This year’s happiest place on Earth is Finland, according to an annual UN report — toppling Norway from the top spot. The World Happiness Report measures “subjective well-being” — how happy people feel they are, and why.
Nordic countries regularly appear in the top five, while war-hit countries and a number in sub-Saharan Africa regularly appear in the bottom five. Burundi was the least happy, taking over from the Central African Republic.
It was thrown into crisis when President Pierre Nkurunziza’s bid for re-election to a third term in 2015 sparked protests by opposition supporters who said the move was unconstitutional.
This year’s report by the UN Sustainable Development Solutions Network also features data about the happiness of immigrants in their host countries, with Finland coming top as home to the happiest immigrants.
“I think everything in this society is set up for people to be successful, starting with university and transportation that works really well,” American teacher Brianna Owens, who lives in Finland’s second biggest city Espoo, told Reuters news agency.

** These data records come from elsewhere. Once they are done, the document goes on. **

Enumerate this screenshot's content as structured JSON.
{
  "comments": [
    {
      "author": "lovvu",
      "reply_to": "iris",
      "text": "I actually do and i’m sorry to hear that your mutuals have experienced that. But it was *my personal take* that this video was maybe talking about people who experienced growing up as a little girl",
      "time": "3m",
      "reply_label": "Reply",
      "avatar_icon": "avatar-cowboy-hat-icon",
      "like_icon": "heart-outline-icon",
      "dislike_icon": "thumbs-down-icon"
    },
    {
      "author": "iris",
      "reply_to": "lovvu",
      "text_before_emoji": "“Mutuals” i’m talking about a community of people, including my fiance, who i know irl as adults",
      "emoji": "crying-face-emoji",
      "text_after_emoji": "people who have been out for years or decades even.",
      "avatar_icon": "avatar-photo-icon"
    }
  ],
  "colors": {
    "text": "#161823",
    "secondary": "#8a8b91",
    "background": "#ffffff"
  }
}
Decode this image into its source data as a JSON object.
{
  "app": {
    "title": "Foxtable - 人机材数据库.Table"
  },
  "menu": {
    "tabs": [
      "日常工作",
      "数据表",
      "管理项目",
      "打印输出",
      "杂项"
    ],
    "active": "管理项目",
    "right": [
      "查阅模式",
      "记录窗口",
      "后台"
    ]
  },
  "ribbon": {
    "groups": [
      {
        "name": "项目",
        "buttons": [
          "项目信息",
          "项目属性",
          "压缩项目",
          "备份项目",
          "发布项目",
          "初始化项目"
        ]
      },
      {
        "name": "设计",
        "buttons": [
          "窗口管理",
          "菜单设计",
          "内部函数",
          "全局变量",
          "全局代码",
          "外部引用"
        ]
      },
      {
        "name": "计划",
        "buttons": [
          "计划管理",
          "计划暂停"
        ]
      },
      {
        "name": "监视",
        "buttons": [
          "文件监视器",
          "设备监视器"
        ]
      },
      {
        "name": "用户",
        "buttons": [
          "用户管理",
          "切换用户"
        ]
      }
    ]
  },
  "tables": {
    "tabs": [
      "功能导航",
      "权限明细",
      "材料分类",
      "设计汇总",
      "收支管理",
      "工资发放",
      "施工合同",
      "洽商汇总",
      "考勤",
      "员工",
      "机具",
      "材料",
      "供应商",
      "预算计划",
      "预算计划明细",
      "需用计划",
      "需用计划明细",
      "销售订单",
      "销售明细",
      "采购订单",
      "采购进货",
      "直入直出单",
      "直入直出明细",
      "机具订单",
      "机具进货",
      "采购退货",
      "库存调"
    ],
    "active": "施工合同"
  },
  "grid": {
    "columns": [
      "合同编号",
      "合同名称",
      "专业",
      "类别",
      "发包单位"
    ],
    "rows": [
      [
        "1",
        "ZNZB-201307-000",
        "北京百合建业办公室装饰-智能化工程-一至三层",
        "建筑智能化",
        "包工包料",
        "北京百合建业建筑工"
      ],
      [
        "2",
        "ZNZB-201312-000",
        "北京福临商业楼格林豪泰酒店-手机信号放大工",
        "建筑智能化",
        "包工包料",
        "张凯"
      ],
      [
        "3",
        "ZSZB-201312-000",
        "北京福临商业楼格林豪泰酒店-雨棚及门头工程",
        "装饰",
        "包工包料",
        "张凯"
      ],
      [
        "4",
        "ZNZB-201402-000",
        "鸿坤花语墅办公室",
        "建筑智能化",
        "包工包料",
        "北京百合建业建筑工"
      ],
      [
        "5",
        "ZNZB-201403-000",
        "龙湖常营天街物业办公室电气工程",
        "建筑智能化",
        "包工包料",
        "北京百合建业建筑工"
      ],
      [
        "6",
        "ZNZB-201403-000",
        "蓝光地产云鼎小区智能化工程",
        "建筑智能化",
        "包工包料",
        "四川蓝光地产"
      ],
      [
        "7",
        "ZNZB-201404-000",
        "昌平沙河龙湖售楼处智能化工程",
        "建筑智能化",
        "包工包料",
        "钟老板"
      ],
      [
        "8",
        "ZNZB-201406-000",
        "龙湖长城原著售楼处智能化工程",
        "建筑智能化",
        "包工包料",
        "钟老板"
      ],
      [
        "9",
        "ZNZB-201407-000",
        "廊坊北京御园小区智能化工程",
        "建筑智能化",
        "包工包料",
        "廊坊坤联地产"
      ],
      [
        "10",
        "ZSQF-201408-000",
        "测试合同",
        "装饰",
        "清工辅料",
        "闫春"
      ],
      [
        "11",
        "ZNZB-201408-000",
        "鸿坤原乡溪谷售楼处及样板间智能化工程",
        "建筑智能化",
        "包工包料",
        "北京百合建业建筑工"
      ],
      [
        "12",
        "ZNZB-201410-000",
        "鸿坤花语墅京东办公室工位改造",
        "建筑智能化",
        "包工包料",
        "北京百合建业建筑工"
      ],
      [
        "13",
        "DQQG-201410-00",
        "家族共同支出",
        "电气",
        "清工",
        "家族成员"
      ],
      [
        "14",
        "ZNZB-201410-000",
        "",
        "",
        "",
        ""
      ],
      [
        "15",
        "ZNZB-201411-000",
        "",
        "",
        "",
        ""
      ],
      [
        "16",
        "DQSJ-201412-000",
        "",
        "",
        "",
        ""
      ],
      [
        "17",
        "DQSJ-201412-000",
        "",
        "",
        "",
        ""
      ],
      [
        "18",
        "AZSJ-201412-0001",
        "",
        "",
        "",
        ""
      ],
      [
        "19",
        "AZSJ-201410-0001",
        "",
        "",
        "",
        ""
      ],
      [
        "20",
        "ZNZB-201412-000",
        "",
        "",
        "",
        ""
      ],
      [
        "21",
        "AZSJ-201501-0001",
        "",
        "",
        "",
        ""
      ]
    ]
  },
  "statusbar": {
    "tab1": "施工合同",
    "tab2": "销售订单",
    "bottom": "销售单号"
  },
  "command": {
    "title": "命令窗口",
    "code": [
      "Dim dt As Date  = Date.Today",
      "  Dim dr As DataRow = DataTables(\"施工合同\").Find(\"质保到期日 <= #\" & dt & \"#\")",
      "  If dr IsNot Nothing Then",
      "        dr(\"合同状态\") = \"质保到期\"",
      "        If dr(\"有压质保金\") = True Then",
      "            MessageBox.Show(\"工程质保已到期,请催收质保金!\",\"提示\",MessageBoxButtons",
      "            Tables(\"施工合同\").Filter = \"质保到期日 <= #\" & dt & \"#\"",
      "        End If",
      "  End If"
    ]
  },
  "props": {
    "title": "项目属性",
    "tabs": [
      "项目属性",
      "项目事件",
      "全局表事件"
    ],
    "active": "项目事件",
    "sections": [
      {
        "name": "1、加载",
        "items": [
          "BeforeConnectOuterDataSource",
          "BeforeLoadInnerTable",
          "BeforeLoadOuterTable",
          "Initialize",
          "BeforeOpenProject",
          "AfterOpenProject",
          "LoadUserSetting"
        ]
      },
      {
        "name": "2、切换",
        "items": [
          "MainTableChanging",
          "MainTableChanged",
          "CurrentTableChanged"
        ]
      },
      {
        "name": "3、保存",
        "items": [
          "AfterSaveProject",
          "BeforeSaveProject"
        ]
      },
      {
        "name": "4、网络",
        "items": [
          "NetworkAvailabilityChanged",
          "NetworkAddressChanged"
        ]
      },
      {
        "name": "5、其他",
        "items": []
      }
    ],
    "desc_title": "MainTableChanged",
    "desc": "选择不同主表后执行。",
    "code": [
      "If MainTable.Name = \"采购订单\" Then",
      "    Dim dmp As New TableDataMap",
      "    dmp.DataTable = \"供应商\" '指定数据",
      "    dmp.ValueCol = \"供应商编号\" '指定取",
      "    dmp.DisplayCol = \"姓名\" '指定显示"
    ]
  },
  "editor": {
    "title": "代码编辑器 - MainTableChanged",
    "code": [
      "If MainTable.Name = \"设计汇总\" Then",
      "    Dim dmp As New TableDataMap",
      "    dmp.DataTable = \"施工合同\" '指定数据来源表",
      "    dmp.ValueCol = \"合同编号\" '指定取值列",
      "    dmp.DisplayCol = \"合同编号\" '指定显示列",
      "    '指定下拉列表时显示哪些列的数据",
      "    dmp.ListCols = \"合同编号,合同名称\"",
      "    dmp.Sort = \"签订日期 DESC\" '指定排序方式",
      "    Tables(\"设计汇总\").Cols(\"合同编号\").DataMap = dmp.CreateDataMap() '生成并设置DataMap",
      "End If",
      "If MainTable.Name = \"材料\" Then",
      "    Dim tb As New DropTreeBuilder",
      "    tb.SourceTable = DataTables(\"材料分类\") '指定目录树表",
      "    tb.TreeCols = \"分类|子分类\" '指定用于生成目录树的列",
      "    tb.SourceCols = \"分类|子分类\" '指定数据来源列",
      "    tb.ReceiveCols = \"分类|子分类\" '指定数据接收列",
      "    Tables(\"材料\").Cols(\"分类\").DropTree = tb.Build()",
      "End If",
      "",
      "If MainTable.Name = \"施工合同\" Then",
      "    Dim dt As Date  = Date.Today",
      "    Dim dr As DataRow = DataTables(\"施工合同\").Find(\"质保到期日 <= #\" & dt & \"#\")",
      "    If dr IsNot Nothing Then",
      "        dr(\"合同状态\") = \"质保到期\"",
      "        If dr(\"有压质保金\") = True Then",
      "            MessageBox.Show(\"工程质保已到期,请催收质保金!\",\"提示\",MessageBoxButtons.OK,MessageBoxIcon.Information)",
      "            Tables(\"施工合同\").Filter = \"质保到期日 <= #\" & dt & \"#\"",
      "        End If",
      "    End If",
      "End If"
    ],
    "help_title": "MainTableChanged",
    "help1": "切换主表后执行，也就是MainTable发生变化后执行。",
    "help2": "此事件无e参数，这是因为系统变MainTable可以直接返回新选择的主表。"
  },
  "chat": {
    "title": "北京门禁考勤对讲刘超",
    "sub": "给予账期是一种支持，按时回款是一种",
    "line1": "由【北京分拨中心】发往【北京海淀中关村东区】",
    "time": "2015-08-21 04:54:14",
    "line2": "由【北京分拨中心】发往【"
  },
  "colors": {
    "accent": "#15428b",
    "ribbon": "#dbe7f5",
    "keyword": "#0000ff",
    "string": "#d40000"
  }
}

Some 156 countries are ranked by their happiness levels, and 117 by the happiness of their immigrants. Norway, Denmark, Iceland and Switzerland were the other countries in the top five. The UK and US came in at 19th and 18th places respectively.
Togo is seen to be this year’s biggest gainer, moving up 17 places, while the biggest loser is Venezuela, which dropped 20 places to 102nd. The study found that the 10 happiest countries also scored highest on immigrant happiness, suggesting that migrants’ well-being was tied to the quality of life in their adopted home. With a population of around 5.5 million people, Finland counted some 300,000 foreigners in 2016, reports say. —BBC